#55

Have you found that your tagged trees have been left alone so far?

What kind of fruits & nuts will go in the mowed field? You’re in Maine, right? I think it gets pretty cold there, ¿would the trees need to be high-chill, or is cold hardiness a different factor?

Post the pics! I’m keen on seeing how others are managing their projects. :slightly_smiling_face:

I just received a package of mulberry cuttings. 7 Shangri-la:

And 5 Black Pakistan:

The buds on these things are huge! And you can really tell the difference between M. alba & M. macroura. I’ve got enough cuttings here for my own property and for the project, so the folks around town can taste some quality mulberries. I’ll be rooting them in pots for later out-planting. I don’t wanna risk losing them by planting in-situ, at least, not until I get some trees going for further plantings.

I’m bringing a lopper with me to the b-ball park to cut down some weedy Leucaena on the fence. The jujubes will be planted in their location, after they’ve put on some size. I’m waiting to get some pvc pipe before I start planting out the larger potted trees & the passionfruit. I’m also propagating the WT Blackberry again, which I’ll weave between the links in the cyclone fence as it grows.

The more the project progresses, the clearer I can picture the outcome. I started this with just some vague ideas, and now it’s starting to take off in full force. I’m pretty excited about it, it gives me something to look forward to. :smile:


#56

thinking honey berry, gooseberries, red currants, some local wild apples, hazelnuts, blueberries and some raspberries. most grow easily from cuttings or i can transplant from somewhere else. ill get some pics next summer to post. son far all of the trees that have come up haven’t been disturbed. they weed whack the edges and have gone around them. i suspect that several others have been doing the same as I’ve seen some plants in there that are rare here. theres a well cared for small apple orchard next to the ski lodge. mostly wild varieties. after a long hike in late summer i go and sample the apples. not big but pretty tasty after a long hike up there.

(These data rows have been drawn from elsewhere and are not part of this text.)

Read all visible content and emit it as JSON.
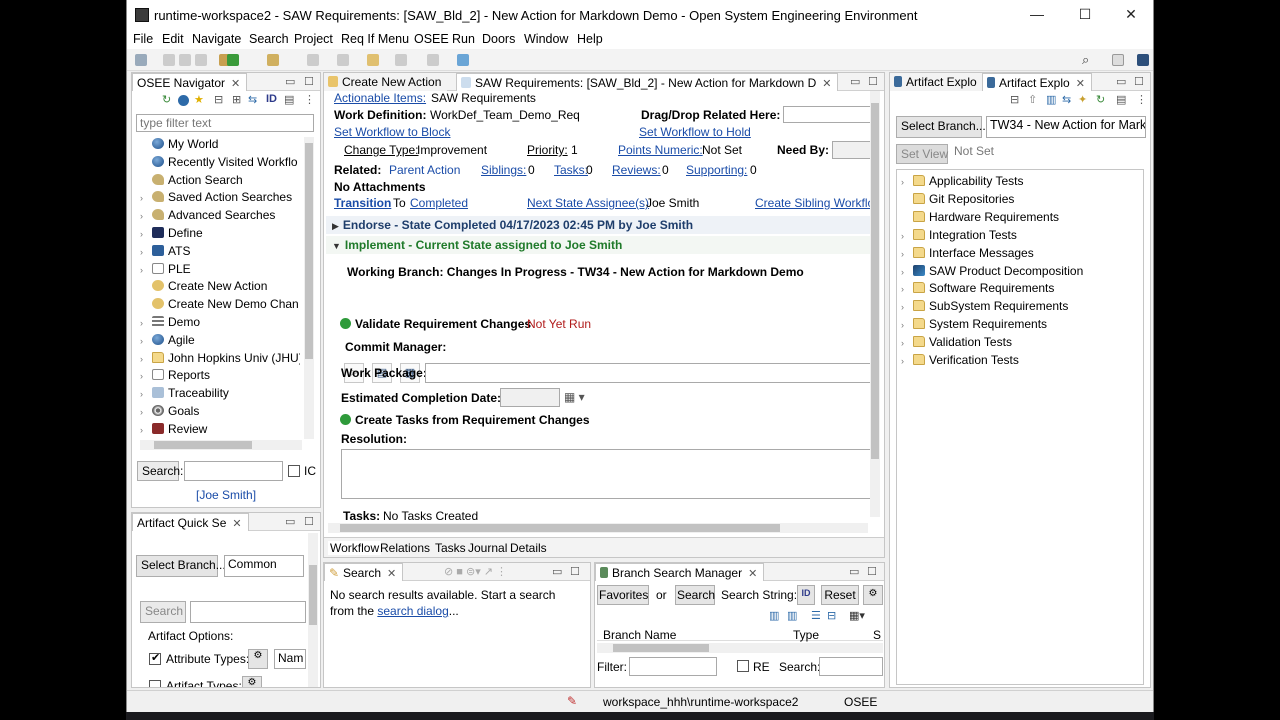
{
  "window": {
    "title": "runtime-workspace2 - SAW Requirements: [SAW_Bld_2] - New Action for Markdown Demo - Open System Engineering Environment",
    "controls": {
      "minimize": "—",
      "maximize": "☐",
      "close": "✕"
    }
  },
  "menu": [
    "File",
    "Edit",
    "Navigate",
    "Search",
    "Project",
    "Req If Menu",
    "OSEE",
    "Run",
    "Doors",
    "Window",
    "Help"
  ],
  "navigator": {
    "tab": "OSEE Navigator",
    "filter_placeholder": "type filter text",
    "items": [
      {
        "label": "My World",
        "icon": "globe-icon",
        "expandable": false
      },
      {
        "label": "Recently Visited Workflo",
        "icon": "globe-icon",
        "expandable": false
      },
      {
        "label": "Action Search",
        "icon": "search-icon",
        "expandable": false
      },
      {
        "label": "Saved Action Searches",
        "icon": "search-icon",
        "expandable": true
      },
      {
        "label": "Advanced Searches",
        "icon": "search-icon",
        "expandable": true
      },
      {
        "label": "Define",
        "icon": "define-icon",
        "expandable": true
      },
      {
        "label": "ATS",
        "icon": "ats-icon",
        "expandable": true
      },
      {
        "label": "PLE",
        "icon": "doc-icon",
        "expandable": true
      },
      {
        "label": "Create New Action",
        "icon": "action-icon",
        "expandable": false
      },
      {
        "label": "Create New Demo Chan",
        "icon": "action-icon",
        "expandable": false
      },
      {
        "label": "Demo",
        "icon": "list-icon",
        "expandable": true
      },
      {
        "label": "Agile",
        "icon": "globe-icon",
        "expandable": true
      },
      {
        "label": "John Hopkins Univ (JHU)",
        "icon": "folder-icon",
        "expandable": true
      },
      {
        "label": "Reports",
        "icon": "doc-icon",
        "expandable": true
      },
      {
        "label": "Traceability",
        "icon": "trace-icon",
        "expandable": true
      },
      {
        "label": "Goals",
        "icon": "goal-icon",
        "expandable": true
      },
      {
        "label": "Review",
        "icon": "review-icon",
        "expandable": true
      }
    ],
    "search_label": "Search:",
    "search_value": "",
    "ic_label": "IC",
    "user": "[Joe Smith]"
  },
  "quick_search": {
    "tab": "Artifact Quick Se",
    "select_branch": "Select Branch...",
    "branch_value": "Common",
    "search_button": "Search",
    "options_label": "Artifact Options:",
    "attribute_types": "Attribute Types:",
    "attribute_value": "Nam",
    "artifact_types": "Artifact Types:"
  },
  "editor": {
    "tab_create": "Create New Action",
    "tab_saw": "SAW Requirements: [SAW_Bld_2] - New Action for Markdown D",
    "actionable_items_link": "Actionable Items:",
    "actionable_items_value": "SAW Requirements",
    "work_def_label": "Work Definition:",
    "work_def_value": "WorkDef_Team_Demo_Req",
    "dragdrop_label": "Drag/Drop Related Here:",
    "set_workflow_block": "Set Workflow to Block",
    "set_workflow_hold": "Set Workflow to Hold",
    "change_type_label": "Change Type:",
    "change_type_value": "Improvement",
    "priority_label": "Priority:",
    "priority_value": "1",
    "points_label": "Points Numeric:",
    "points_value": "Not Set",
    "need_by_label": "Need By:",
    "related_label": "Related:",
    "parent_action": "Parent Action",
    "siblings_label": "Siblings:",
    "siblings_value": "0",
    "tasks_label": "Tasks:",
    "tasks_value": "0",
    "reviews_label": "Reviews:",
    "reviews_value": "0",
    "supporting_label": "Supporting:",
    "supporting_value": "0",
    "attachments": "No Attachments",
    "transition_link": "Transition",
    "to_text": "To",
    "completed_link": "Completed",
    "next_state_link": "Next State Assignee(s)",
    "next_state_value": "Joe Smith",
    "create_sibling": "Create Sibling Workflo",
    "endorse_section": "Endorse - State Completed 04/17/2023 02:45 PM by Joe Smith",
    "implement_section": "Implement - Current State assigned to Joe Smith",
    "working_branch": "Working Branch: Changes In Progress - TW34 - New Action for Markdown Demo",
    "validate_label": "Validate Requirement Changes",
    "validate_status": "Not Yet Run",
    "commit_manager": "Commit Manager:",
    "work_package": "Work Package:",
    "est_completion": "Estimated Completion Date:",
    "create_tasks": "Create Tasks from Requirement Changes",
    "resolution": "Resolution:",
    "tasks_bottom_label": "Tasks:",
    "tasks_bottom_value": "No Tasks Created",
    "bottom_tabs": [
      "Workflow",
      "Relations",
      "Tasks",
      "Journal",
      "Details"
    ]
  },
  "search_view": {
    "tab": "Search",
    "message": "No search results available. Start a search from the",
    "link": "search dialog",
    "ellipsis": "..."
  },
  "branch_manager": {
    "tab": "Branch Search Manager",
    "favorites": "Favorites",
    "or": "or",
    "search": "Search",
    "search_string": "Search String:",
    "id_badge": "ID",
    "reset": "Reset",
    "col_branch": "Branch Name",
    "col_type": "Type",
    "col_s": "S",
    "filter": "Filter:",
    "re": "RE",
    "search_label": "Search:"
  },
  "explorer": {
    "tab1": "Artifact Explo",
    "tab2": "Artifact Explo",
    "select_branch": "Select Branch...",
    "branch_value": "TW34 - New Action for Marko",
    "set_view": "Set View",
    "not_set": "Not Set",
    "items": [
      {
        "label": "Applicability Tests",
        "icon": "folder-icon",
        "expandable": true
      },
      {
        "label": "Git Repositories",
        "icon": "folder-icon",
        "expandable": false
      },
      {
        "label": "Hardware Requirements",
        "icon": "folder-icon",
        "expandable": false
      },
      {
        "label": "Integration Tests",
        "icon": "folder-icon",
        "expandable": true
      },
      {
        "label": "Interface Messages",
        "icon": "folder-icon",
        "expandable": true
      },
      {
        "label": "SAW Product Decomposition",
        "icon": "product-icon",
        "expandable": true
      },
      {
        "label": "Software Requirements",
        "icon": "folder-icon",
        "expandable": true
      },
      {
        "label": "SubSystem Requirements",
        "icon": "folder-icon",
        "expandable": true
      },
      {
        "label": "System Requirements",
        "icon": "folder-icon",
        "expandable": true
      },
      {
        "label": "Validation Tests",
        "icon": "folder-icon",
        "expandable": true
      },
      {
        "label": "Verification Tests",
        "icon": "folder-icon",
        "expandable": true
      }
    ]
  },
  "status": {
    "workspace": "workspace_hhh\\runtime-workspace2",
    "app": "OSEE"
  }
}
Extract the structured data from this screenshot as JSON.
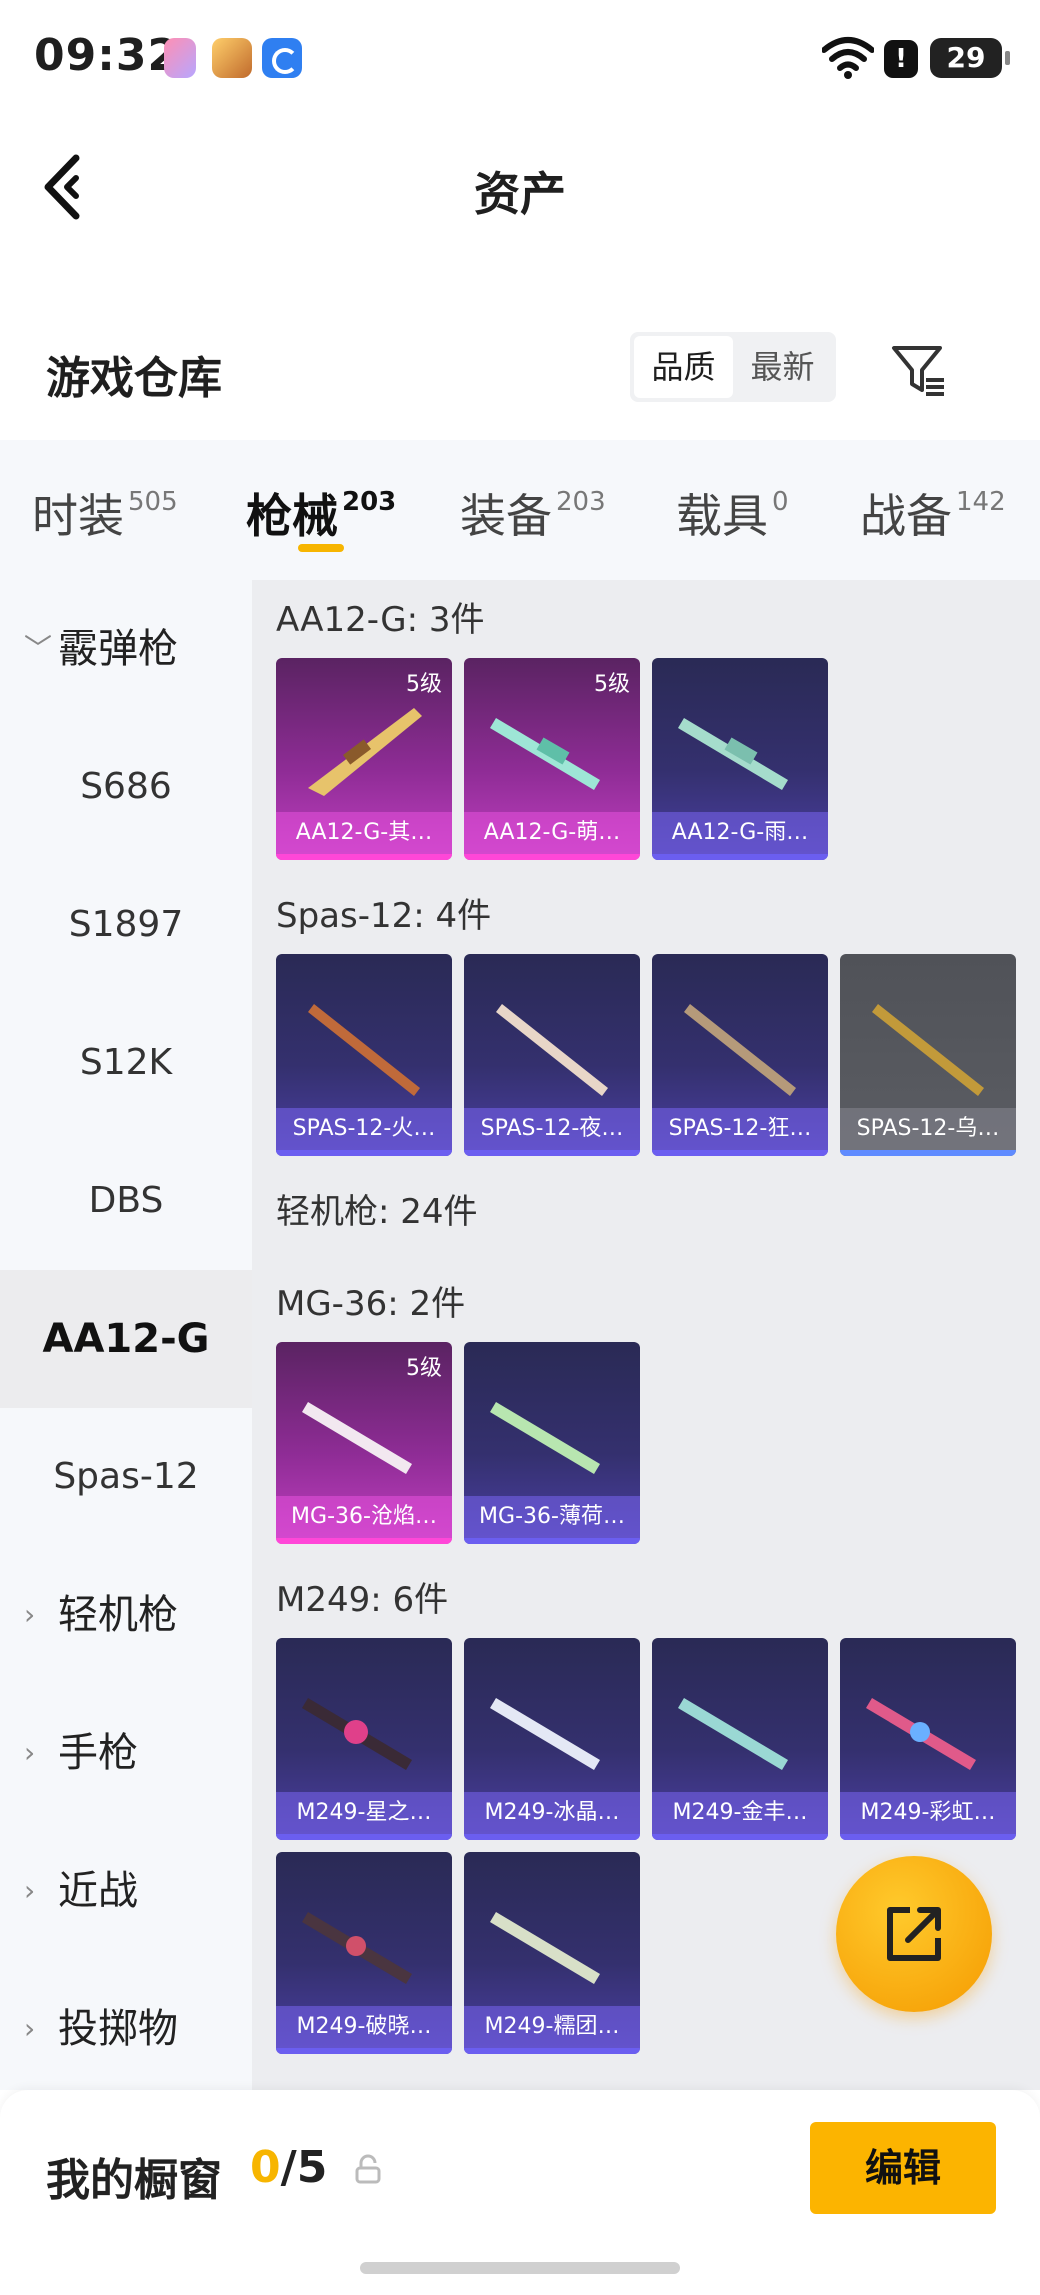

#57

I would only guerilla farm with local native plants we should be careful about spreading non native plants.


#58

everything on my post is native to here and they aren’t the kind of plants that will rampantly spread. even though the birds may spread seeds they will just be improved cultivars of the wild ones out there.